She was the model and mold of aesthetic and spiritual beauty. She was, in all things, a purist! Paul Beard and his wife, the former Marie Clark, witnessed the birth of their daughter, Birtie Christine Beard, on October 20, 1937. She was born near their home in Arkadelphia, Arkansas (Clark County). Birtie Christine was perfectly beautiful inside and out. After graduating from Peake High School, Birtie met the love of her life, Mr. Vernon L. Preston.
Vernon often noted that Birtie was “the prettiest girl in Arkadelphia.” They married on August 26, 1956, and remained inseparable until Vernon’s passing in December 2021. After moving to Dallas, the young couple, joined the Shiloh Missionary Baptist Church in Dallas’s historic “Bottom District.” She served as a faithful leader of the church usher board and as a deaconess.
Birtie and Vernon deeply invested their time, talent, and treasure in the church. Two children were born to their union, Regenia Dena and Reginald Dewayne. The doting parents poured all of their material, spiritual, and emotional estate into their lives and the subsequent generations.
CUT! Get to the point quickly, this column is 700 words or less.
Birtie Preston became my mother-in-law, and no man deceased, living or yet to be born, could have been more fortunate than me. Birdie loved lavishly and cared deeply about family. No one other than my birth mother could have loved me so much. However, nothing illustrated Birtie’s love better than being in her presence on Christmas morning. The ritual, and I do mean ritual, began in late September. We knew the season was near when she started stashing shopping bags.
Once Thanksgiving was spent, the whole of her house would be transformed. If red and green are the colors of any sorority, she was undoubtedly the president.
Back in the day, when our children were a priority, Birtie encouraged Vernon to join his neighbors in creating a festival of lights. Penguin Street was one of the best in Oak Cliff. The endless offerings of ornaments featured sleighs, Black Santas, talking mechanical minstrels, and other relics of a traditional Winter Wonderland. Drivers sat in long lines during nightly processionals and waited their turn. Bertie enjoyed watching parents and children of all ages leap from the passenger side to take precious snapshots.
These days preceded cell phone photos, which were indeed “Kodak/Polaroid” moments.
CUT! Birtie is displaying her Love Language.
Christmas Morning. We knew the drill. Vernon, their children, grandchildren, and I would sit in our appointed seats. Mrs. Preston would hand you your gift, one by one. The joy of her life was watching with pride as you opened that beautifully wrapped package. Over time she handed me my first London Fog, Bass Weejuns, and monogrammed sweater. You couldn’t fake it either. She could read your expression, and if you weren’t sufficiently “wowed,” she would say, “I have the receipt baby!” But we knew better.
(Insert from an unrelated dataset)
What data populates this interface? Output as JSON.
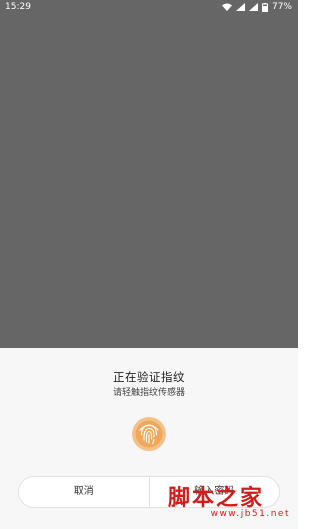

She poured love and pride into every choice. All Mr. Preston could do was calculate how much overtime he would need. A Birtie Preston gift was the best, most thoughtful, and most expensive. Birtie Preston respected others and demanded respect. She was no Flower Girl; she was My Fair Lady and a gift in her own right!
Vincent L. Hall is an author, activist, and an award-winning columnist.